I have tried Fedora a couple of times and it is too gritty for me. I like a bit of polish and smooth. And Gnome Shell is at once both a tile GUI and a betrayal of the user community. Admittedly it is the best of the tile GUIs, much better than Winders or Unity, but still a tile GUI. I have recently considered that if the Christianists are accurate and there is a afterlife place of punishment (yes, I know that is contradictorily illogical) then part of that place will be using W8. 

Back when I first came to Linux, Gnome 2 was the pinnacle of GUIs. It was Glodilockian; it was “just right”. And then it was abandoned and Gnome Shell was flooped out – like a flatulent bit of feces – as a replacement. That’s the betrayal.

On which azimuth, I cam across an article [Link] entitled “The Math Ceiling: Where’s your cognitive breaking point?” It’s a blot written by a chap teaching pre-college (?) maths in England.
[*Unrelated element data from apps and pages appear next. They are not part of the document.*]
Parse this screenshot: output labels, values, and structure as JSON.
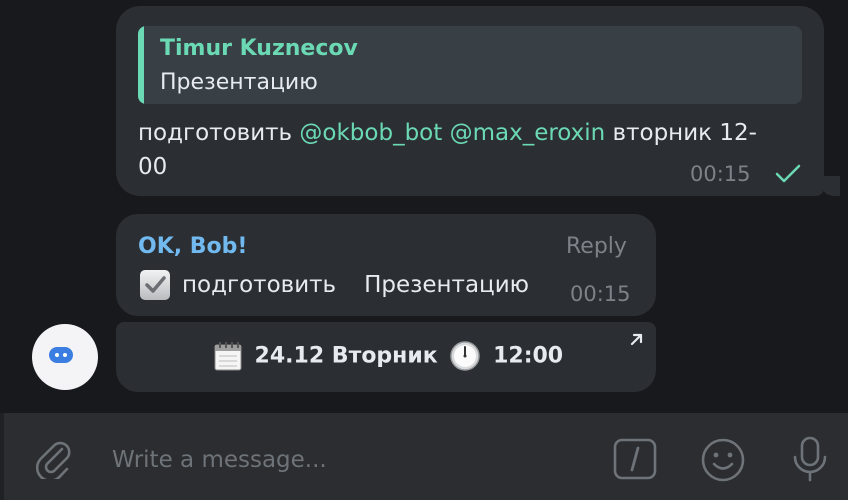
{
  "outgoing_message": {
    "quote_author": "Timur Kuznecov",
    "quote_text": "Презентацию",
    "text_start": "подготовить ",
    "mention_1": "@okbob_bot",
    "space": " ",
    "mention_2": "@max_eroxin",
    "text_end": " вторник 12-00",
    "time": "00:15",
    "status_icon": "check-icon"
  },
  "bot_message": {
    "sender": "OK, Bob!",
    "reply_label": "Reply",
    "task_action": "подготовить",
    "task_subject": "Презентацию",
    "time": "00:15",
    "checkbox_icon": "checkbox-checked-icon"
  },
  "keyboard_button": {
    "date": "24.12 Вторник",
    "time": "12:00",
    "calendar_icon": "calendar-icon",
    "clock_icon": "clock-icon",
    "link_icon": "arrow-up-right-icon"
  },
  "avatar": {
    "icon": "bot-icon"
  },
  "composer": {
    "placeholder": "Write a message...",
    "value": "",
    "icons": [
      "paperclip-icon",
      "bot-commands-icon",
      "emoji-icon",
      "microphone-icon"
    ]
  },
  "colors": {
    "background": "#18191d",
    "bubble": "#2b2e33",
    "accent_green": "#6bd9b3",
    "accent_blue": "#71b9ef",
    "muted": "#7d8288"
  }
}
And the question, posed I understand, by his department head is whether humans have a “natural” maths ceiling. He does quite a good job of covering the matter which seems to collapse into a model of teachers saying “no” and students (past and present) saying “yes”. 

I have expressed previously my agreement with Tyson’s tweet that good students learn in spite of bad teachers. Bad in this context is the perception of the student, not the teacher or peers or instrumentality. Somehow I doubt this fellow is bad to most students, however. 

I have to admit that I have never had a teacher of maths tell me that I can learn something. They mostly just laid it out and let us partake or not. Yes, some wanted us to learn but they didn’t push very often. (My freshman calculus instructor is an exception. I blew an integration exercise on a test and she made me revisit it, much to my embarrassment and edification.) But prior to college and after  most of my maths learning has been on my own.

I have to admit that learning has been superficially sporadic. From my perspective I have learned a lot of maths since graduation and not learned a lot. The distinguishing factor is whether I could see some use for the maths. If I tried to learn some maths for its own sake, I almost always failed but if I could early on see some way I could use the maths I plugged away at it. Did I learn it as well as a mathematician? Absolutely not! Did I learn it well enough to help me in my research? Absolutely yes!

I tried several times, years ago when it was popular, to learn chaos theory. Failed every time. Those landscapes just didn’t have enough tool to them. But renewal theory and order statistics and a bunch of others. Yes. Unqualified. 

So is that a ceiling or some sort of buffer or filter? I think more the latter. We can learn a lot more if we are interested than not, and for me, at least, being able to bash things with the maths is a form of being interested.